Best Intentions: Common pitfalls for attorneys
As the population ages, the need to nominate someone to assist us in making decisions or to make decisions on our behalf when we are no longer able to do so becomes more important. One of the best ways to plan for this is to put in place a Lasting Power of Attorney (‘LPA’). This is a legal document in which a person ( the ‘donor’) appoints one or more people (the ‘attorneys’) to assist the donor in making decisions or to make certain decisions on the donor’s behalf when the donor no longer has the mental capacity to do so.
LPAs are regulated by the Office of the Public Guardian (‘OPG’), the government body responsible for monitoring use of LPAs and attorneys’ actions.
Attorneys are expected to act in the donor’s best interests at all times. Even with the best intentions, however, attorneys frequently fall foul of the law. Common mistakes include making unauthorised gifts on behalf of the donor, mixing their own finances with the donor’s and instructing investment professionals without formal authority.
Generally, attorneys cannot make gifts from the donor’s estate without specific authority from the Court of Protection (which assists the OPG to regulate LPAs). However, if the attorneys can demonstrate that the answer to all three questions below is ‘yes’, they can make gifts without the Court’s authority.
- Is the gift to someone who is related or connected to the donor or to a charity which the donor would have supported when they had capacity?
- Is the gift made on an occasion such as a birthday, wedding or anniversary?
- Is the gift of reasonable value, taking into consideration the size of the donor’s estate and their expected future needs?
This is a useful exception to the general rule but if unsure whether it does apply, attorneys will find additional guidance in the OPG Guide to Attorneys on giving gifts: https://www.gov.uk/government/publications/giving-gifts-a-guide-for-deputies-and-attorneys/opg2-giving-gifts-for-someone-else-web-version.
If still unsure, they should seek legal advice as there are serious consequences for making gifts, which are not of a reasonable value, without Court approval.

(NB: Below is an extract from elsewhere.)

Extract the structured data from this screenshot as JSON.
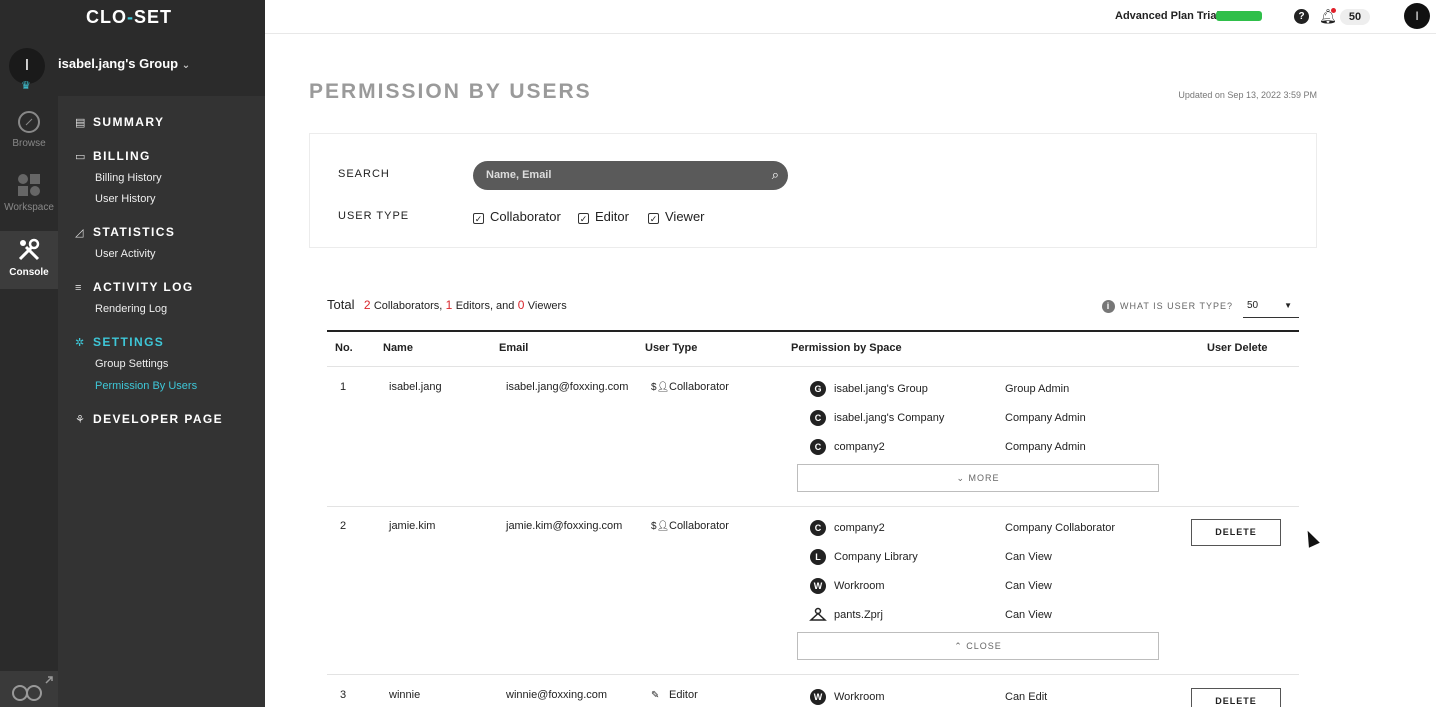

Attorneys must ensure that the donor’s funds are not mixed with their own personal funds. Setting up accounts and keeping records may not be the first priority when an attorney has other responsibilities (such as being the main carer for the donor) but it is important to keep the donor’s money separate. A clear paper trail provides protection for the donor and for the attorney if their actions are challenged at some later date. Attorneys should keep the donor’s funds in separate accounts in the donor’s name and retain copies of all invoices and bank statements.
Making appropriate investment decisions in relation to a donor’s funds is important not only to generate income to supplement a donor’s current standard of living but also to grow their capital for future expenditure. An attorney may sensibly decide to revert to an investment professional such as an Independent Financial Adviser or a Discretionary Fund Manager to make these decisions but the OPG has issued guidance which appears to prevent attorneys from delegating their powers in this manner unless the LPA specifically authorises them to do so.
If the wording of an LPA does not already contain authority, donors and attorneys should seek legal advice on the most cost and time effective way of remedying this.
There is more information on this point in a previous blog by Nicola Hillyer: https://www.crippspg.co.uk/wills-tax-probate/does-your-lasting-power-of-attorney-limit-your-attorneys-investment-options/
Being an attorney can be a burden but, if an attorney is aware of their obligations and consistently seeks to meet them, the opportunity to assist a loved one during what may be a very challenging time in their life can be incredibly rewarding.